In Korea, who the superior is and who the inferior in any relationship is highly important even for the basic mechanics of how sentences are constructed. It would take a while to fully explain this. I can say the same exact same sentence in lots of different ways, altered depending on my relationship with the listener(s). It means constantly having to evaluate relative positions within a hierarchy, shifting forms as context dictates. I told you it's complicated.
One layer to this (certainly not the only one) is titles. Koreans will generally always use titles for anyone higher in a hierarchy; many times people don't even know each other's names because they just cruise along using titles.
Age is one of the most powerful natural hierarchies in the Korean mind. Here's how it works:
Don't think this is an anachronism. Even for those born in the 2000s (that is, school-age children in 2014) the system shows no signs at all of cracks. The children observe it loyally and naturally.
There are lots of problems in logical consistency that occur to me with this system. What if one boy is born January 1st and one December 31st the "previous year"? East Asians traditionally determine age by year of birth (everyone born in the same year is the same age), so even separation in age by one day calls for use a special "older brother" title. Not using the title for an elder sibling would be a serious faux pas; very rude. (Koreans whom I have quizzed about this -- "Have you ever called your [elder sibling] by his/her name?" -- They generally promptly say "never". Upon further reflection some will say, "Maybe once or twice when I was very angry".)

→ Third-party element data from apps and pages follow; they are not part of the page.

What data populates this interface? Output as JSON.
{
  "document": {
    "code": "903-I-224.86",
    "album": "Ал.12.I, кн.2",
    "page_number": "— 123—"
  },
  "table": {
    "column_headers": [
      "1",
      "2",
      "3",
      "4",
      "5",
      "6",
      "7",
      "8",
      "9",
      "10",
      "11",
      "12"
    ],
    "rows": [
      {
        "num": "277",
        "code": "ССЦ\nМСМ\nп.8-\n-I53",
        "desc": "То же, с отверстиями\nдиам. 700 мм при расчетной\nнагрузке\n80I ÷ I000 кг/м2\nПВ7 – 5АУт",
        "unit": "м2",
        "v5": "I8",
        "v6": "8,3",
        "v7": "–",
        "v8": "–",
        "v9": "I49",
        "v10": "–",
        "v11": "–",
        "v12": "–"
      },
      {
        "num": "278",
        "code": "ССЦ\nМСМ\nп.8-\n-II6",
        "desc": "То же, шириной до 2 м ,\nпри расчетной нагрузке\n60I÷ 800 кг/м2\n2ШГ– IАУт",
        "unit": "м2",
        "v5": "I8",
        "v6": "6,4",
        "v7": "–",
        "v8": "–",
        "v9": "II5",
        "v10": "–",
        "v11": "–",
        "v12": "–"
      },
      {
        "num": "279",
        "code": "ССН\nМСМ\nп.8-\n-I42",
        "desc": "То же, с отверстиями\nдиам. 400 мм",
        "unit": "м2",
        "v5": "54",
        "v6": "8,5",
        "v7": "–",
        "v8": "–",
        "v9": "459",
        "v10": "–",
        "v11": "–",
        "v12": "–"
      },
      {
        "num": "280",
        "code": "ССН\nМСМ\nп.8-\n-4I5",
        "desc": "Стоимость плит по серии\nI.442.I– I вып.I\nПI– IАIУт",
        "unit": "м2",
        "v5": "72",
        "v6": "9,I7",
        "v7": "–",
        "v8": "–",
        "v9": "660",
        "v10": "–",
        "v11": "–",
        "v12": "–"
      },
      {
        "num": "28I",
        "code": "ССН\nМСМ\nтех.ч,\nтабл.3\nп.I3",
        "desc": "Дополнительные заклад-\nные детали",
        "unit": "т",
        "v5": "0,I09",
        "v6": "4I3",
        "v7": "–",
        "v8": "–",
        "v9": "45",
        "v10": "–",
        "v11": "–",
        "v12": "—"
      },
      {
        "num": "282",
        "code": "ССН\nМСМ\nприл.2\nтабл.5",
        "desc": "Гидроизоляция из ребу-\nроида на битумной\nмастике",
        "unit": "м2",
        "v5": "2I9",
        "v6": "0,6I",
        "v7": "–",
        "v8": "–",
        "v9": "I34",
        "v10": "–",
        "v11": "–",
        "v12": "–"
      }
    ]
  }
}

Back to the twins problem. Two twins, one born at 7 PM and one at 8 PM. According to Korean thought, our textbook says, the brother born at 7 PM is the "elder" but that "many European countries" believe that the twin who was born later is the elder. I don't know of any Europeans who would obsess over this matter. Nor had I ever thought about this problem (of determining elder status between twins) before. I am tempted to insert a "so-called" before the word "problem" in the previous sentence, but far be it from me to be culturally insensitive!
The lesson is that Koreans show a shocking level of commitment to the principle of hierarchy. "Come hell or high water".